18th Commemoration of the Srebrenica Genocide on Capitol Hill

On July 11, 2013, ACBH together with honorable speakers, H.E. Ambassador Thomas Miller (U.S. Ambassador to BiH 1999-2001) and Chairman of the International Commission on Missing Persons (ICMP), H.E. Adnan Hadrovic, Minister-Counselor and Deputy Chief of Mission at the Embassy of BiH to the U.S. and Mr. Robert Hand, Policy Advisor at the U.S. Helsinki Commission, commemorated the 18th anniversary of the Srebrenica Genocide on Capitol Hill. They addressed an audience of distinguished guests, U.S. Department of State officials, Congressional staff members, local NGO representatives, media and friends of BiH. 

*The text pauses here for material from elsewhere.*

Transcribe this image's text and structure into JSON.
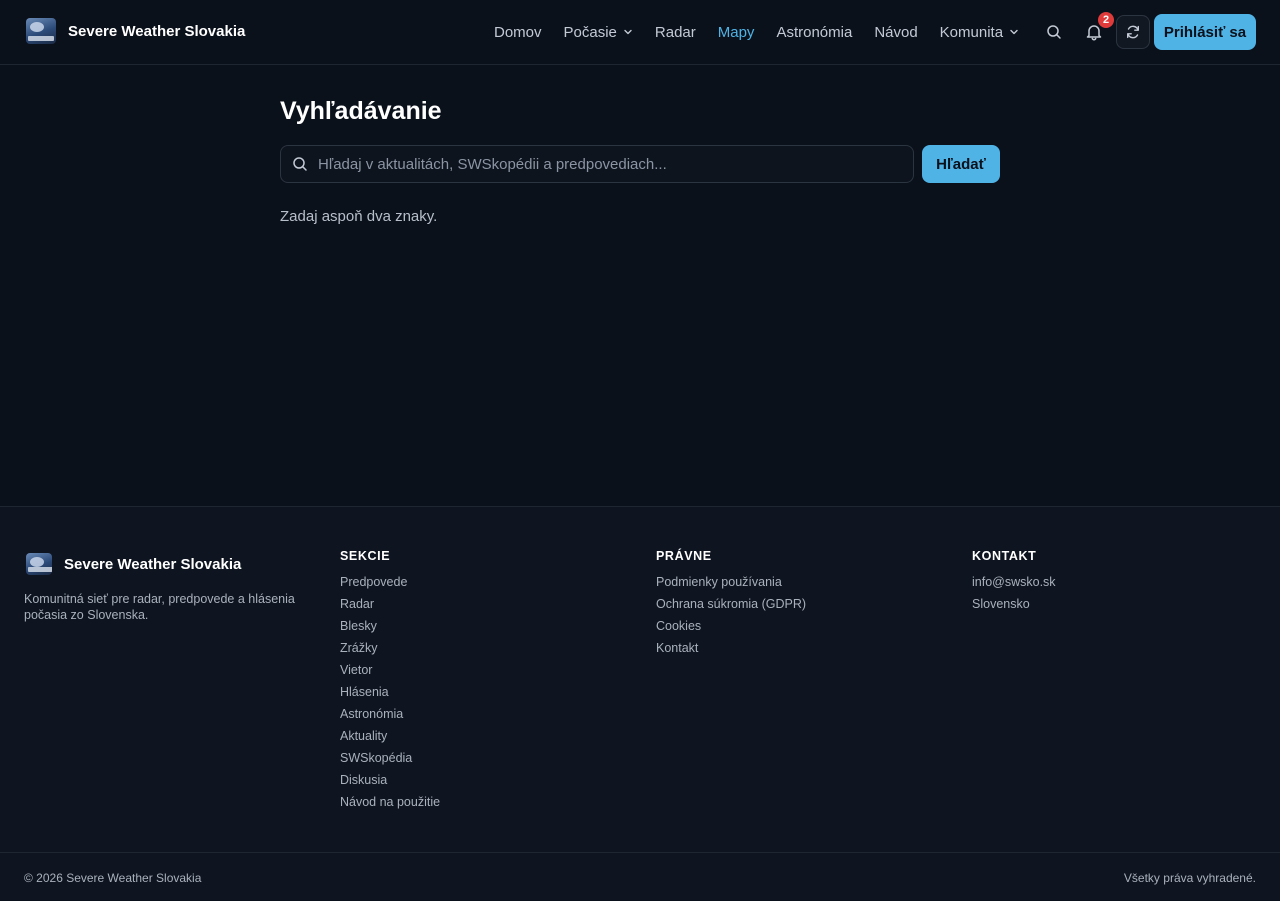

ACBH Executive Director, Ms. Ajla Delkic delivered the opening remarks and thanked Congressman Chris Smith (R-NJ) for his unwavering support of BiH over the years. Ambassador Miller informed the audience of the work of the ICMP, which uses DNA testing and forensics to identify the remains of those who went missing. Thus far, ICMP has identified 90% of those who went missing in Srebrenica and has put the missing on the political and international agenda. Because it provides indisputable facts, "ICMP helps combat genocide denial" stated Ambassador Miller.

H.E., Mr. Hadrovic asserted that commemorating events such as Srebrenica helps inform different generations about what occurred because as he warned, through silence, we become accomplices. Lastly, Mr. Hand stated that while what happened in Srebrenica was shocking, it was not at all surprising and that if the international community had intervened on time, it could have been prevented.

"I am glad we commemorate Srebrenica each year rather than every 10, 15 or 20 years as with other historical events, because the underlying issues do remain current, evident in the continued denial or the downplaying of the genocide. Bosnia survived a conflict – that is history thank goodness – but work remains to overcome the artificial separatism, outdated nationalism and political self-enrichment that hold it back today and deny the people of Bosnia the future in Europe they truly deserve. That is why Bosnia today, as in 1995, is not just a country but a cause, and a cause worth fighting for in the U.S. Congress and in U.S. foreign policy.  We owe that to those who perished 18 years ago in Srebrenica" stated Mr. Hand.